Of course, Yo-Dot has also changed over the last two years. He’s still the fiercest rapper in the local Umbrella Music Group camp, rapping in a determined snarl, but by his account he’s in a “much calmer mind state” now, and his new temperament is immediately apparent on Red Mist. Where Dot Balistrerri was all cutthroat Mafioso fantasies and brutal street realism, a lighter, almost optimistic air carries through his latest album. Credit fatherhood for some of that shift. Now that his son is 5 and newly enrolled in a Montessori head-start program, he’s more conscious than ever of being a good role model.

And while nobody would mistake Yo-Dot for his fellow Umbrella Music Group (UMG) rapper Prophetic—the effortlessly charismatic, locally ubiquitous charmer who may very well be performing at some hip-hop showcase, benefit concert or indie-rock bill as you read this—a little bit of Proph’s mass-appeal mentality has started to rub off on his friend.

“Proph is a genius,” Yo-Dot says. “He’s one of the guys I’ve got to credit for giving me an awareness of rap music beyond just the traditional radio and TV artists. When I first started rapping, I was kind of on my own, building my own network, but when I met Prophetic and Umbrella Music began to come together, it gave me a lot of structure. Being with UMG really opened my eyes, as far as both music and marketing go. Those guys taught me how to present my music.”

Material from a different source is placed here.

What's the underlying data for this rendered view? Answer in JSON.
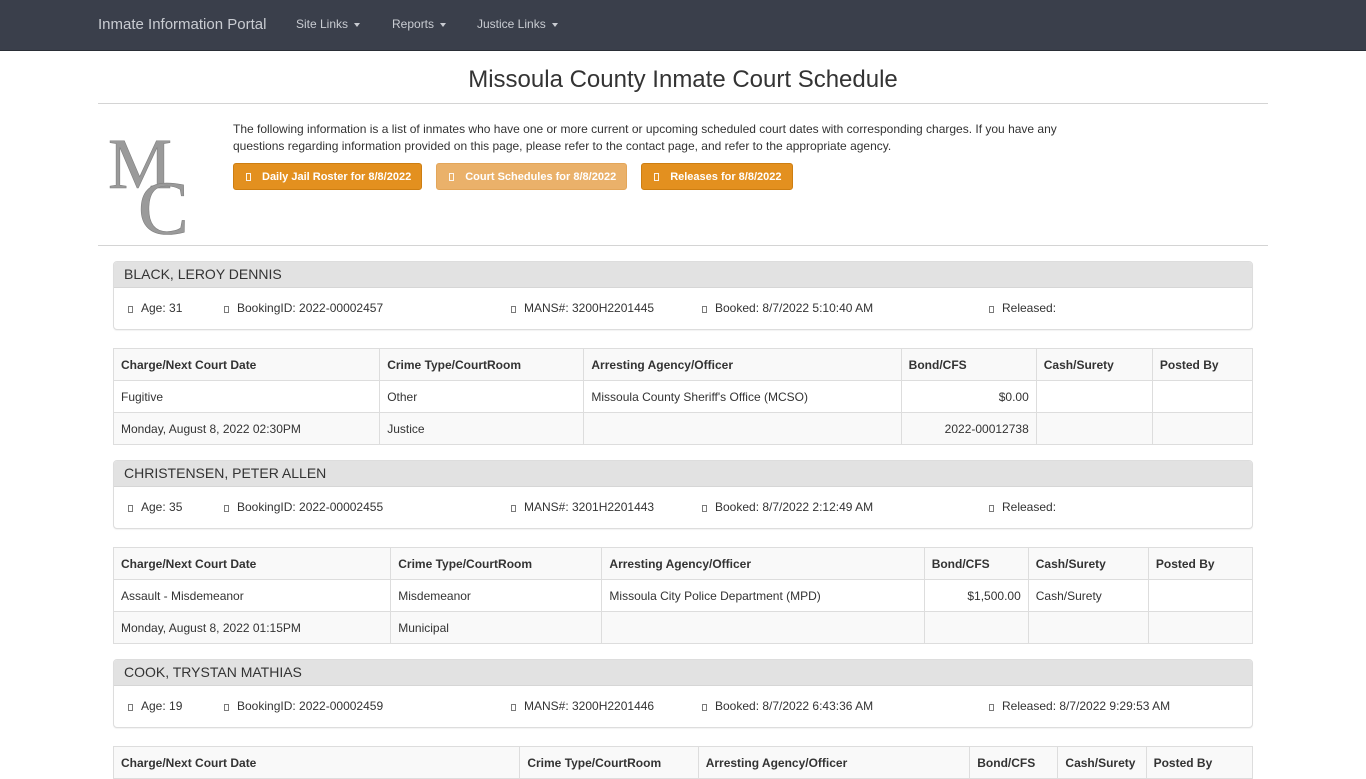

Red Mist has all the trappings of the best UMG releases: a brisk pace; snappy choruses; soulful production from a crew of some of the city’s most inventive producers; and a level of songcraft that frankly eludes most independent rappers. It’s a pop album from a grizzled rapper who hitherto had seemed uninterested in making pop music.

“I’m really not trying to take anything away from my core audience, but I just felt like I had been stereotyped as being this battle-rapper type with a lot of aggression,” Yo-Dot says. “For this project, I really wanted to reach for a broader audience.”

Yo-Dot’s Red Mist is posted for free streaming and download at DJBooth.net.